What you are asked to do - Check every line of the material below for the string "title", and return the ones that have it.

Given data -
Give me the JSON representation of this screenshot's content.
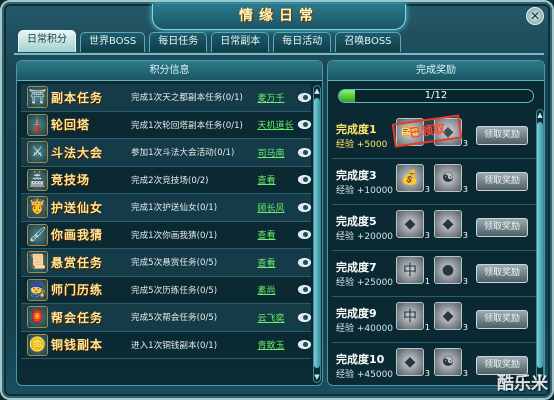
{
  "window": {
    "title": "情缘日常"
  },
  "tabs": [
    {
      "label": "日常积分",
      "active": true
    },
    {
      "label": "世界BOSS",
      "active": false
    },
    {
      "label": "每日任务",
      "active": false
    },
    {
      "label": "日常副本",
      "active": false
    },
    {
      "label": "每日活动",
      "active": false
    },
    {
      "label": "召唤BOSS",
      "active": false
    }
  ],
  "left_panel": {
    "header": "积分信息",
    "tasks": [
      {
        "name": "副本任务",
        "icon": "temple-icon",
        "glyph": "⛩",
        "desc": "完成1次天之都副本任务(0/1)",
        "link": "麦万千"
      },
      {
        "name": "轮回塔",
        "icon": "tower-icon",
        "glyph": "🗼",
        "desc": "完成1次轮回塔副本任务(0/1)",
        "link": "天机道长"
      },
      {
        "name": "斗法大会",
        "icon": "swords-icon",
        "glyph": "⚔",
        "desc": "参加1次斗法大会活动(0/1)",
        "link": "司马南"
      },
      {
        "name": "竞技场",
        "icon": "arena-icon",
        "glyph": "🏯",
        "desc": "完成2次竞技场(0/2)",
        "link": "查看"
      },
      {
        "name": "护送仙女",
        "icon": "fairy-icon",
        "glyph": "👸",
        "desc": "完成1次护送仙女(0/1)",
        "link": "顾长风"
      },
      {
        "name": "你画我猜",
        "icon": "painting-icon",
        "glyph": "🖌",
        "desc": "完成1次你画我猜(0/1)",
        "link": "查看"
      },
      {
        "name": "悬赏任务",
        "icon": "scroll-icon",
        "glyph": "📜",
        "desc": "完成5次悬赏任务(0/5)",
        "link": "查看"
      },
      {
        "name": "师门历练",
        "icon": "master-icon",
        "glyph": "🧙",
        "desc": "完成5次历练任务(0/5)",
        "link": "素尚"
      },
      {
        "name": "帮会任务",
        "icon": "guild-icon",
        "glyph": "🏮",
        "desc": "完成5次帮会任务(0/5)",
        "link": "云飞奕"
      },
      {
        "name": "铜钱副本",
        "icon": "coin-icon",
        "glyph": "🪙",
        "desc": "进入1次铜钱副本(0/1)",
        "link": "青致玉"
      }
    ]
  },
  "right_panel": {
    "header": "完成奖励",
    "progress": {
      "text": "1/12",
      "fraction": 0.083
    },
    "claimed_stamp": "已领取",
    "rewards": [
      {
        "title": "完成度1",
        "exp": "经验 +5000",
        "button": "领取奖励",
        "current": true,
        "items": [
          {
            "icon": "ticket-icon",
            "glyph": "🎫",
            "count": ""
          },
          {
            "icon": "gem-icon",
            "glyph": "◆",
            "count": "3"
          }
        ]
      },
      {
        "title": "完成度3",
        "exp": "经验 +10000",
        "button": "领取奖励",
        "current": false,
        "items": [
          {
            "icon": "coin-bag-icon",
            "glyph": "💰",
            "count": "3"
          },
          {
            "icon": "talisman-icon",
            "glyph": "☯",
            "count": "3"
          }
        ]
      },
      {
        "title": "完成度5",
        "exp": "经验 +20000",
        "button": "领取奖励",
        "current": false,
        "items": [
          {
            "icon": "stone-icon",
            "glyph": "◆",
            "count": "3"
          },
          {
            "icon": "stone-icon",
            "glyph": "◆",
            "count": "3"
          }
        ]
      },
      {
        "title": "完成度7",
        "exp": "经验 +25000",
        "button": "领取奖励",
        "current": false,
        "items": [
          {
            "icon": "stone-mid-icon",
            "glyph": "中",
            "count": "1"
          },
          {
            "icon": "pearl-icon",
            "glyph": "●",
            "count": "3"
          }
        ]
      },
      {
        "title": "完成度9",
        "exp": "经验 +40000",
        "button": "领取奖励",
        "current": false,
        "items": [
          {
            "icon": "stone-mid-icon",
            "glyph": "中",
            "count": "1"
          },
          {
            "icon": "stone-icon",
            "glyph": "◆",
            "count": "3"
          }
        ]
      },
      {
        "title": "完成度10",
        "exp": "经验 +45000",
        "button": "领取奖励",
        "current": false,
        "items": [
          {
            "icon": "stone-icon",
            "glyph": "◆",
            "count": "3"
          },
          {
            "icon": "talisman-icon",
            "glyph": "☯",
            "count": "3"
          }
        ]
      }
    ]
  },
  "watermark": "酷乐米"
}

Task output -
    "title": "情缘日常"
        "title": "完成度1",
        "title": "完成度3",
        "title": "完成度5",
        "title": "完成度7",
        "title": "完成度9",
        "title": "完成度10",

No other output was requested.